(DATA TO EXAMINE begins)

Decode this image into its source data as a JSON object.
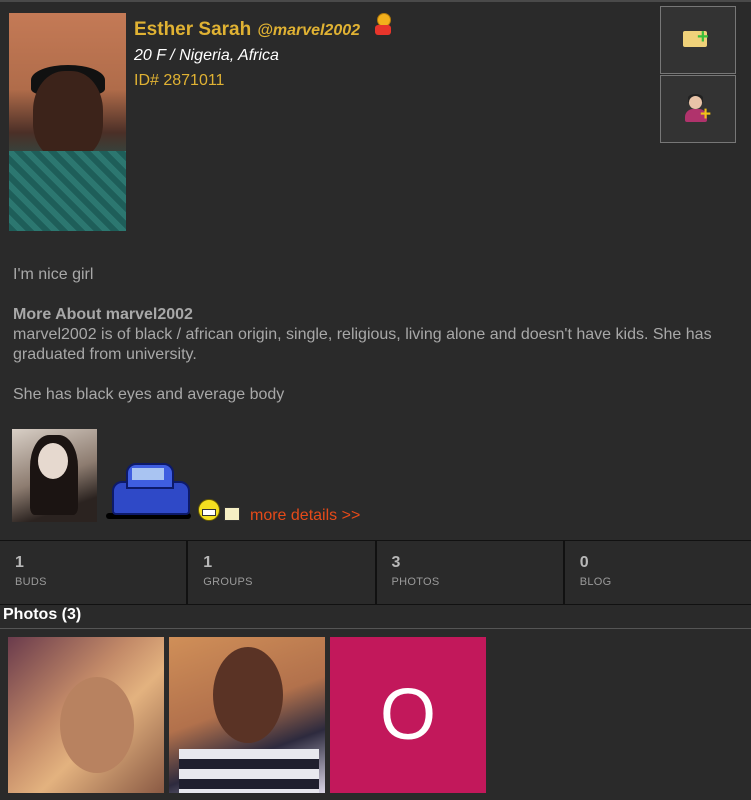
{
  "profile": {
    "name": "Esther Sarah",
    "handle": "@marvel2002",
    "age_location": "20 F / Nigeria, Africa",
    "id": "ID# 2871011"
  },
  "actions": {
    "message_icon": "message-add-icon",
    "friend_icon": "add-friend-icon"
  },
  "bio": {
    "intro": "I'm nice girl",
    "more_heading": "More About marvel2002",
    "more_text": "marvel2002 is of black / african origin, single, religious, living alone and doesn't have kids. She has graduated from university.",
    "appearance": "She has black eyes and average body"
  },
  "more_details_link": "more details >>",
  "stats": [
    {
      "value": "1",
      "label": "BUDS"
    },
    {
      "value": "1",
      "label": "GROUPS"
    },
    {
      "value": "3",
      "label": "PHOTOS"
    },
    {
      "value": "0",
      "label": "BLOG"
    }
  ],
  "photos": {
    "title": "Photos (3)",
    "tiles": [
      {
        "kind": "photo"
      },
      {
        "kind": "photo"
      },
      {
        "kind": "letter",
        "letter": "O",
        "color": "#c2185b"
      }
    ]
  },
  "colors": {
    "background": "#2a2a2a",
    "accent_gold": "#e0b233",
    "link_orange": "#e64a19"
  }
}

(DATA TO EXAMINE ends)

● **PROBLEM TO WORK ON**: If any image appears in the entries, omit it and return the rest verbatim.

● **REPLY TO THE TASK**:
Decode this image into its source data as a JSON object.
{
  "profile": {
    "name": "Esther Sarah",
    "handle": "@marvel2002",
    "age_location": "20 F / Nigeria, Africa",
    "id": "ID# 2871011"
  },
  "actions": {
    "message_icon": "message-add-icon",
    "friend_icon": "add-friend-icon"
  },
  "bio": {
    "intro": "I'm nice girl",
    "more_heading": "More About marvel2002",
    "more_text": "marvel2002 is of black / african origin, single, religious, living alone and doesn't have kids. She has graduated from university.",
    "appearance": "She has black eyes and average body"
  },
  "more_details_link": "more details >>",
  "stats": [
    {
      "value": "1",
      "label": "BUDS"
    },
    {
      "value": "1",
      "label": "GROUPS"
    },
    {
      "value": "3",
      "label": "PHOTOS"
    },
    {
      "value": "0",
      "label": "BLOG"
    }
  ],
  "photos": {
    "title": "Photos (3)",
    "tiles": [
      {
        "kind": "photo"
      },
      {
        "kind": "photo"
      },
      {
        "kind": "letter",
        "letter": "O",
        "color": "#c2185b"
      }
    ]
  },
  "colors": {
    "background": "#2a2a2a",
    "accent_gold": "#e0b233",
    "link_orange": "#e64a19"
  }
}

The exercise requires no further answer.